■ DATA RECORDS ■
BEGIN

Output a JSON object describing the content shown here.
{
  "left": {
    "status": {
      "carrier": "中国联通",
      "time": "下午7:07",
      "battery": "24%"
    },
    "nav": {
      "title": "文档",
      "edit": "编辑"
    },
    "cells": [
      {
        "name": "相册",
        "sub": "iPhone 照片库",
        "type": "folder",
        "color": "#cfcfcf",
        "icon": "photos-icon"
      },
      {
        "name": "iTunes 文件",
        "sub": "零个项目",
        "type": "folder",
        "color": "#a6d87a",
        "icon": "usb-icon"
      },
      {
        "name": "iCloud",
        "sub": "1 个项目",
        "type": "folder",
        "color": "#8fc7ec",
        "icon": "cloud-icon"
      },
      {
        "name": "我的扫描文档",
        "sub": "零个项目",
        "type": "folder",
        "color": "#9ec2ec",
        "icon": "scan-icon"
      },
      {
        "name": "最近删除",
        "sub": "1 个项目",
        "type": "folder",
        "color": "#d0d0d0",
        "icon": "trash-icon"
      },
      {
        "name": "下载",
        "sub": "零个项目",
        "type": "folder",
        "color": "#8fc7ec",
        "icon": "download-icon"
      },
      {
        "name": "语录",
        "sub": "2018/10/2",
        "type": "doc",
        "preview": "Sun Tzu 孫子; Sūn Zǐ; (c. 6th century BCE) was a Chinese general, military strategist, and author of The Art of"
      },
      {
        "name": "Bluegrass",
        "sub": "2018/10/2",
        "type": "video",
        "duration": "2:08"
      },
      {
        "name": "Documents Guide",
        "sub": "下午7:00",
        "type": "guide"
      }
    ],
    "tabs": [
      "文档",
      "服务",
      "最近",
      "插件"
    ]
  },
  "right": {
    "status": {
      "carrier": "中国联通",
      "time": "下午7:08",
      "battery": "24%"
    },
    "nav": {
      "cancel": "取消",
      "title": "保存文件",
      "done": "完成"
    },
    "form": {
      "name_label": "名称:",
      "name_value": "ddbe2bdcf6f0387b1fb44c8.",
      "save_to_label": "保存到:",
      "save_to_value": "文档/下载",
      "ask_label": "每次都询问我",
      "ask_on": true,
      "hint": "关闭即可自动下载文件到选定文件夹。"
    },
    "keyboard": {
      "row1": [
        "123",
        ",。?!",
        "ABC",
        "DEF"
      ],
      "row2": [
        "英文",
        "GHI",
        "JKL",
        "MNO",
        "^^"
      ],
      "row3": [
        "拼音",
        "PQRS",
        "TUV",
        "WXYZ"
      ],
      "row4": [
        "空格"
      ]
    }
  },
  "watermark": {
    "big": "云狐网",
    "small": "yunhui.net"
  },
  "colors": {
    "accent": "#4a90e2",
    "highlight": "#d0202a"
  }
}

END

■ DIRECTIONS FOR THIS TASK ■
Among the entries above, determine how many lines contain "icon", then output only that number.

■ ANSWER TO THE EXERCISE ■
6